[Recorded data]
- Opening Delimiter -

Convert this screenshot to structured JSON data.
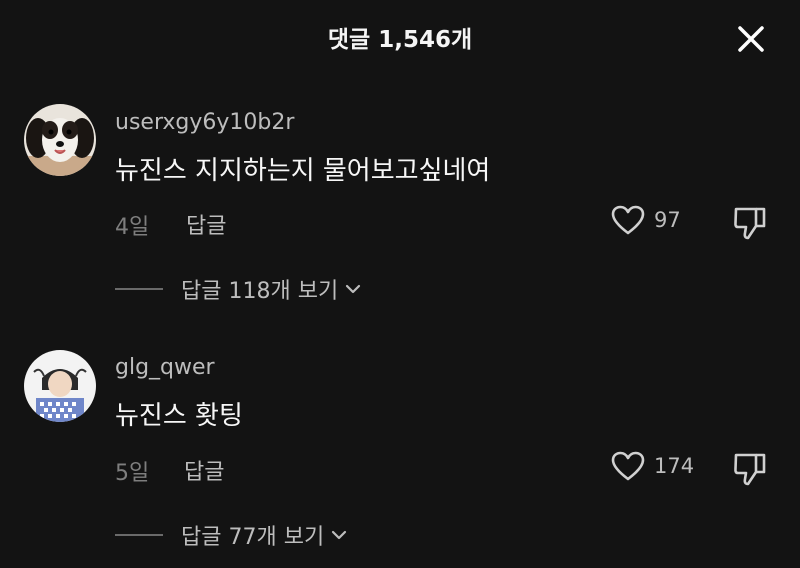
{
  "header": {
    "title": "댓글 1,546개"
  },
  "comments": [
    {
      "username": "userxgy6y10b2r",
      "text": "뉴진스 지지하는지 물어보고싶네여",
      "age": "4일",
      "reply_label": "답글",
      "likes": "97",
      "view_replies": "답글 118개 보기"
    },
    {
      "username": "glg_qwer",
      "text": "뉴진스 홧팅",
      "age": "5일",
      "reply_label": "답글",
      "likes": "174",
      "view_replies": "답글 77개 보기"
    }
  ],
  "icons": {
    "close": "close-icon",
    "like": "heart-icon",
    "dislike": "thumbs-down-icon",
    "expand": "chevron-down-icon"
  },
  "colors": {
    "background": "#131313",
    "primary_text": "#f7f7f7",
    "secondary_text": "#bdbdbd",
    "muted_text": "#7e7e7e"
  }
}
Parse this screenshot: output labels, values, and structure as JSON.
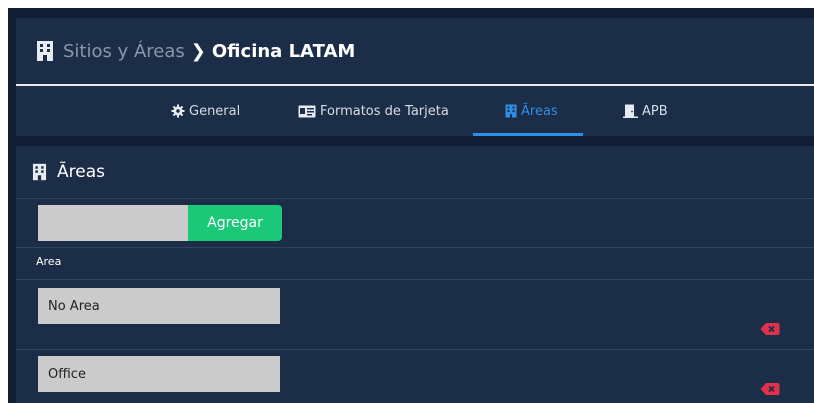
{
  "breadcrumb": {
    "parent": "Sitios y Áreas",
    "separator": "❯",
    "current": "Oficina LATAM"
  },
  "tabs": [
    {
      "label": "General",
      "icon": "gear-icon"
    },
    {
      "label": "Formatos de Tarjeta",
      "icon": "id-card-icon"
    },
    {
      "label": "Ãreas",
      "icon": "building-icon"
    },
    {
      "label": "APB",
      "icon": "door-icon"
    }
  ],
  "active_tab": "Ãreas",
  "areas_panel": {
    "title": "Ãreas",
    "add_input_value": "",
    "add_button": "Agregar",
    "column_header": "Area",
    "rows": [
      {
        "name": "No Area"
      },
      {
        "name": "Office"
      }
    ]
  },
  "colors": {
    "accent": "#2f8fe8",
    "add_button": "#1ac877",
    "delete": "#e0304a",
    "panel": "#1c2d48",
    "background": "#101d32"
  }
}
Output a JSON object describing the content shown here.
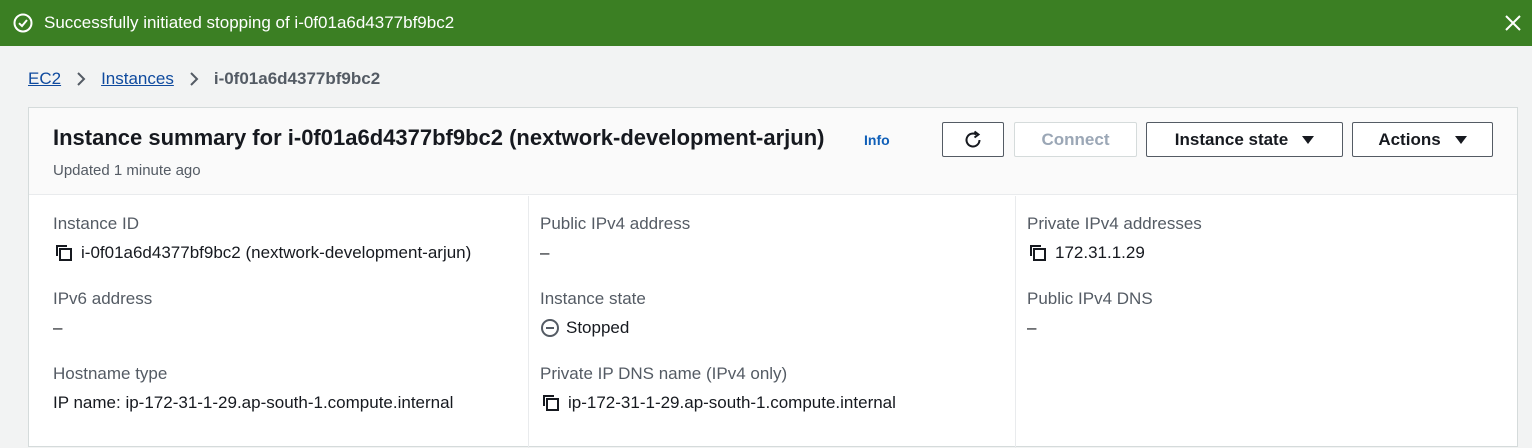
{
  "flash": {
    "message": "Successfully initiated stopping of i-0f01a6d4377bf9bc2",
    "color": "#3b7f23"
  },
  "breadcrumb": {
    "items": [
      "EC2",
      "Instances"
    ],
    "current": "i-0f01a6d4377bf9bc2"
  },
  "summary": {
    "title": "Instance summary for i-0f01a6d4377bf9bc2 (nextwork-development-arjun)",
    "info": "Info",
    "updated": "Updated 1 minute ago"
  },
  "toolbar": {
    "connect": "Connect",
    "instance_state": "Instance state",
    "actions": "Actions"
  },
  "details": {
    "instance_id": {
      "label": "Instance ID",
      "value": "i-0f01a6d4377bf9bc2 (nextwork-development-arjun)"
    },
    "public_ipv4": {
      "label": "Public IPv4 address",
      "value": "–"
    },
    "private_ipv4": {
      "label": "Private IPv4 addresses",
      "value": "172.31.1.29"
    },
    "ipv6": {
      "label": "IPv6 address",
      "value": "–"
    },
    "instance_state": {
      "label": "Instance state",
      "value": "Stopped"
    },
    "public_dns": {
      "label": "Public IPv4 DNS",
      "value": "–"
    },
    "hostname_type": {
      "label": "Hostname type",
      "value": "IP name: ip-172-31-1-29.ap-south-1.compute.internal"
    },
    "private_dns": {
      "label": "Private IP DNS name (IPv4 only)",
      "value": "ip-172-31-1-29.ap-south-1.compute.internal"
    }
  }
}
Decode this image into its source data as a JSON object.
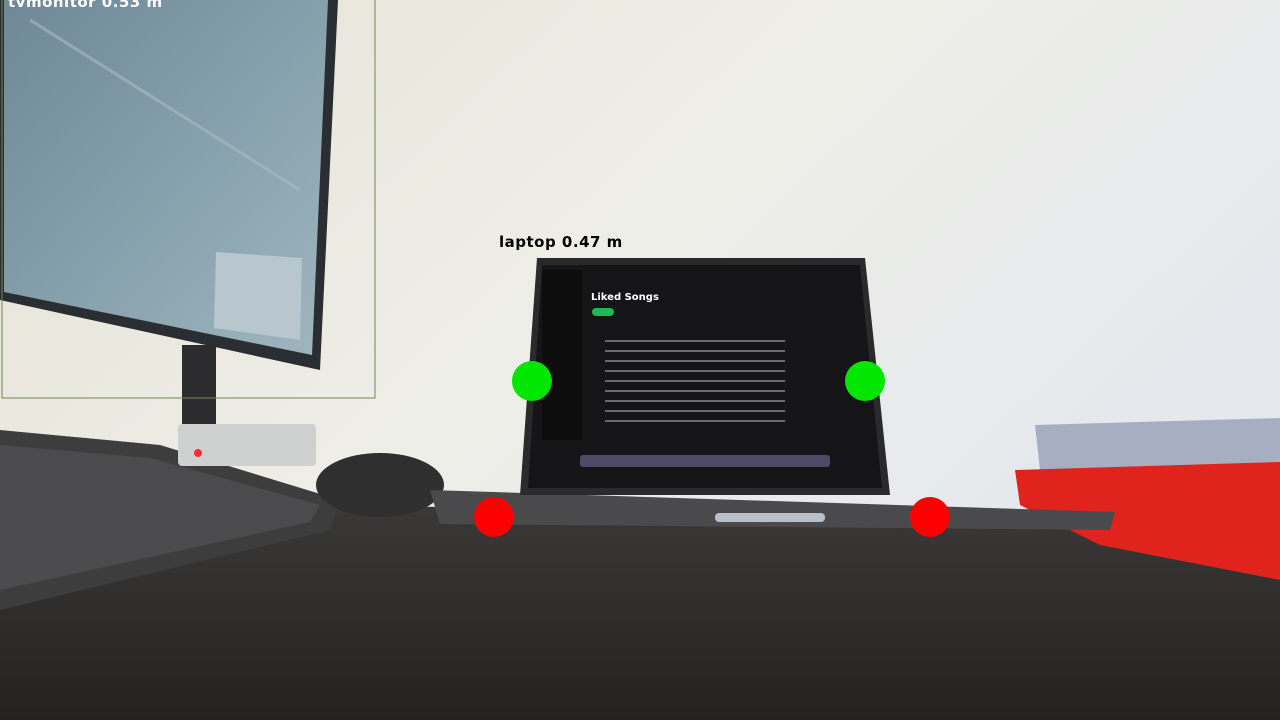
{
  "detections": [
    {
      "label": "tvmonitor 0.53 m",
      "text_color": "#ffffff",
      "box_color": "#6e8a4e"
    },
    {
      "label": "laptop 0.47 m",
      "text_color": "#000000"
    }
  ],
  "screen_heading": "Liked Songs",
  "markers": {
    "top_color": "#00e600",
    "bottom_color": "#ff0000"
  },
  "colors": {
    "wall": "#ece9e1",
    "desk": "#2d2c2b",
    "monitor_screen": "#7f9aa8",
    "laptop_screen": "#1a1a1c",
    "laptop_body": "#4a4a4d",
    "pillow": "#e0231c"
  }
}
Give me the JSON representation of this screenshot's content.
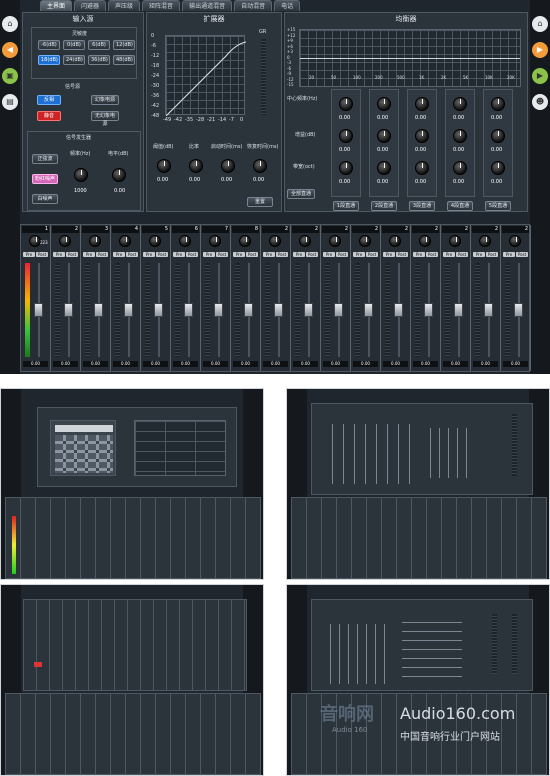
{
  "tabs": [
    "主界面",
    "闪避器",
    "声压级",
    "矩阵混音",
    "输出通道混音",
    "自动混音",
    "电话"
  ],
  "input": {
    "title": "输入源",
    "sens_label": "灵敏度",
    "sens": [
      "-6(dB)",
      "0(dB)",
      "6(dB)",
      "12(dB)",
      "18(dB)",
      "24(dB)",
      "36(dB)",
      "48(dB)"
    ],
    "sens_selected": "18(dB)",
    "phase_label": "信号源",
    "invert": "反相",
    "mute": "静音",
    "phantom": "幻象电源",
    "no_phantom": "无幻象电源",
    "gen_title": "信号发生器",
    "sine": "正弦波",
    "pink": "粉红噪声",
    "white": "白噪声",
    "freq_label": "频率(Hz)",
    "level_label": "电平(dB)",
    "freq_val": "1000",
    "level_val": "0.00"
  },
  "expander": {
    "title": "扩展器",
    "gr": "GR",
    "yaxis": [
      "0",
      "-6",
      "-12",
      "-18",
      "-24",
      "-30",
      "-36",
      "-42",
      "-48"
    ],
    "xaxis": [
      "-49",
      "-42",
      "-35",
      "-28",
      "-21",
      "-14",
      "-7",
      "0"
    ],
    "knobs": [
      "阈值(dB)",
      "比率",
      "启动时间(ms)",
      "恢复时间(ms)"
    ],
    "vals": [
      "0.00",
      "0.00",
      "0.00",
      "0.00"
    ],
    "reset": "重置"
  },
  "eq": {
    "title": "均衡器",
    "yaxis": [
      "+15",
      "+12",
      "+9",
      "+6",
      "+3",
      "0",
      "-3",
      "-6",
      "-9",
      "-12",
      "-15"
    ],
    "xaxis": [
      "20",
      "50",
      "100",
      "200",
      "500",
      "1K",
      "2K",
      "5K",
      "10K",
      "20K"
    ],
    "rows": [
      "中心频率(Hz)",
      "增益(dB)",
      "带宽(oct)"
    ],
    "vals": [
      "0.00",
      "0.00",
      "0.00",
      "0.00",
      "0.00"
    ],
    "bypass": "全部直通",
    "bands": [
      "1段直通",
      "2段直通",
      "3段直通",
      "4段直通",
      "5段直通"
    ]
  },
  "mixer": {
    "channels": [
      "1",
      "2",
      "3",
      "4",
      "5",
      "6",
      "7",
      "8",
      "2",
      "2",
      "2",
      "2",
      "2",
      "2",
      "2",
      "2",
      "2"
    ],
    "gain": "223",
    "pre": "Pre",
    "post": "Post",
    "value": "0.00"
  },
  "thumbs": [
    {
      "tabs": [
        "主界面",
        "闪避器",
        "声压级",
        "矩阵混音",
        "输出通道",
        "自动混音",
        "电话"
      ]
    }
  ],
  "watermark": {
    "logo": "音响网",
    "sub": "Audio 160",
    "brand": "Audio160.com",
    "slogan": "中国音响行业门户网站"
  }
}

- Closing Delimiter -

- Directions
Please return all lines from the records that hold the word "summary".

- Solved problem
  "summary": {
    "title": "Instance summary for i-0f01a6d4377bf9bc2 (nextwork-development-arjun)",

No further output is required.